  • Whether the child’s emotional needs and development will be adversely affected by the deprivation of contact and attention from both parents
  • The parents’ ability to communicate with each other about the child’s needs
  • Whether the parents have taken an active role regarding the care of the child before separating
  • Each parent’s ability to support the other parent’s relationship with the child
  • The child’s preference, accounting for their age and maturity
  • The parents’ agreement or disagreement regarding joint custody
  • The geographic distance or closeness between the parents
  • The impact that joint custody or unsupervised visitation has on the child’s safety
  • Any history of domestic abuse
  • Whether a parent knowingly allowed a registered sex offender to have custody or access to the child

Custody arrangements may involve either joint physical custody or sole physical custody. Joint physical custody is an arrangement where both parents spend roughly the same amount of time living with their children. Parenting time is, therefore, equally distributed between the parents. For example, a joint custody arrangement can involve a child living with one parent for one week and then living with the other parent the next week.

In contrast, sole physical custody is an arrangement where one parent primarily lives with the child. The other parents might have visitation rights where the can spend time with the child intermittently on certain days. Under a sole custody arrangement, the child’s address is the same as the custodial parent’s address. For example, official mail from schools and government agencies will be directed to the address of the custodial parent. The child might spend time living with the other parent every other weekend and on certain holidays.

Holiday Issues Affecting Child Custody and Visitation

Deciding a custody or visitation schedule for holidays is an important matter for divorcing parents. Children typically have extended breaks from school for Christmas and the New Year, for example. Moreover, those holidays may not always fall on the same day of the week. As a result, a joint custody arrangement alternating parental time based on days of the week might not workout during such holidays.

Parents in a joint custody arrangement may want to consider alternating custody during the holidays by years. For example, one parent could spend Christmas and the New Year with the child on years ending in an even number while the other parent spends Christmas and the New Year with them during years ending in an odd number.

Alternating years could also work for sole custody arrangements with visitation rights.

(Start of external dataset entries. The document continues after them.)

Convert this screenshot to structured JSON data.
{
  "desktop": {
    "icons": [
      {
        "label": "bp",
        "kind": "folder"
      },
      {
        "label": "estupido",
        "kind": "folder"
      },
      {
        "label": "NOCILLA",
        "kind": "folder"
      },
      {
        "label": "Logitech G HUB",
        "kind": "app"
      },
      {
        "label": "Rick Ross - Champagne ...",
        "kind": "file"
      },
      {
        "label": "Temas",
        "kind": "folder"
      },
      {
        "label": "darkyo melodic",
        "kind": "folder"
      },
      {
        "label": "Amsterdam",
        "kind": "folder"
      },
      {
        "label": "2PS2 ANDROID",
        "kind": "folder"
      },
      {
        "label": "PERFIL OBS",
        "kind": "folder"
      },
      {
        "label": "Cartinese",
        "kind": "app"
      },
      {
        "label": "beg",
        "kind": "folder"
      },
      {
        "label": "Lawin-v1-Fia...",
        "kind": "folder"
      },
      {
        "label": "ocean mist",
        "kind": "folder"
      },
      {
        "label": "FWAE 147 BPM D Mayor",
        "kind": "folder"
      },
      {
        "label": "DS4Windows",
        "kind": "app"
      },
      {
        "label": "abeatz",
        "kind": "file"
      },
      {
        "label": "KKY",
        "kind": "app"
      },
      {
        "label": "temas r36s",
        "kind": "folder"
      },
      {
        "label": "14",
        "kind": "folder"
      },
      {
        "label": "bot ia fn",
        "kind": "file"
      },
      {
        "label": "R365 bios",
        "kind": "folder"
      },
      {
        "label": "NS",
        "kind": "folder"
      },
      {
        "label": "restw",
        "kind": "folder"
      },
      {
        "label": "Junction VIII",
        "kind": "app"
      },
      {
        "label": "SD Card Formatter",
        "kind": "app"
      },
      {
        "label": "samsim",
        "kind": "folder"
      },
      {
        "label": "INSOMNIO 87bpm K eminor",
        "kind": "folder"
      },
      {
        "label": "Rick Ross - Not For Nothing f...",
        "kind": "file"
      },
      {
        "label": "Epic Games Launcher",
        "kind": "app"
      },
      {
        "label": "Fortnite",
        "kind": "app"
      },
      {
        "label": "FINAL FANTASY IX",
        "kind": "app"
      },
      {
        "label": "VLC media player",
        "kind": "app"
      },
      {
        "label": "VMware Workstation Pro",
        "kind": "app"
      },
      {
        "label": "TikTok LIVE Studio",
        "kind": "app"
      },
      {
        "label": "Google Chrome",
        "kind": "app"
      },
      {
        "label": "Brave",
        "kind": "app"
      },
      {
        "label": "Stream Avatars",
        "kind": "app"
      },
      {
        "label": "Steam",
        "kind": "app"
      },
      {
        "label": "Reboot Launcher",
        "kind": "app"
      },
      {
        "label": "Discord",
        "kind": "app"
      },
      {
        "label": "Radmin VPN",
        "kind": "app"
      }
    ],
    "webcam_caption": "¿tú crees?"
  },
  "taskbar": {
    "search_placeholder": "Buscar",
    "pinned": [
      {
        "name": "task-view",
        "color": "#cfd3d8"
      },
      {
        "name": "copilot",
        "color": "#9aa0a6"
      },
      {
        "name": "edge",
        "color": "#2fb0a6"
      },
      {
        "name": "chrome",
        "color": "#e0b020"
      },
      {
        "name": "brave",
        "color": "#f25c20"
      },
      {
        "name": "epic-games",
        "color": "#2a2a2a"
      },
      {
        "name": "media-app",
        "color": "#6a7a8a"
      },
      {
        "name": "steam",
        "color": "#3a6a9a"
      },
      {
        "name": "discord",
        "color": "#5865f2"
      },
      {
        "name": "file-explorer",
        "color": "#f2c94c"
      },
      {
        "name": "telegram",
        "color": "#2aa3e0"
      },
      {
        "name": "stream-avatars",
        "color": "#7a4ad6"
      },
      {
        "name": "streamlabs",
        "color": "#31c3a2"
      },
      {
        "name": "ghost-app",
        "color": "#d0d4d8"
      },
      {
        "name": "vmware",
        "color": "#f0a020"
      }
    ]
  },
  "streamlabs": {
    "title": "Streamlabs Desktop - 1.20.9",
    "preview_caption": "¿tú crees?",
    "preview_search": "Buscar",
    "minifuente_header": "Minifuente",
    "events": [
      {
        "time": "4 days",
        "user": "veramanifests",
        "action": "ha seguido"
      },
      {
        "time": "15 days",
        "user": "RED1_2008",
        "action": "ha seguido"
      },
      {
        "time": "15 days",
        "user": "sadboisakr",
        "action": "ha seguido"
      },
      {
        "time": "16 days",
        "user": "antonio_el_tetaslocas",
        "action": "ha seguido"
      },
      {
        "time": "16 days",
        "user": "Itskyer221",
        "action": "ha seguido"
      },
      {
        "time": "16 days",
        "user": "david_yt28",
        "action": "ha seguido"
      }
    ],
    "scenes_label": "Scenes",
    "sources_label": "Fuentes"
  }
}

The parents could negotiate for a visitation schedule where one parent spends Christmas and New Year’s with their child every other year.

In either case, parents will benefit substantial from communicating and coordinating with each other regarding the holidays.

When organizing custody or visitation rights regarding holidays, parents should consider:

  • The exact duration for holiday custody or visitation
  • Whether out-of-state travel is permitted
  • A schedule for communication between the other parent and the child during the holidays
  • Communication plans between parents for emergency situations
  • The time and place for custody exchanges

Our Attorneys at Hope Law Firm Are Ready to Advise You

Most people traditionally spend the holidays with their families. That tradition does not have to end because parents decide to get divorced. If you are looking for legal advice regarding child custody and visitation matters as they relate to holidays, you should contact the Hope Law Firm. We have years of legal experience handling disputes involving Iowa family law. We take pride in our ability to deliver effective legal solutions to our clients that factor their individual needs and unique circumstances.

To schedule an initial consultation with one of our skilled lawyers, call us at (515) 305-2772 or contact us online today.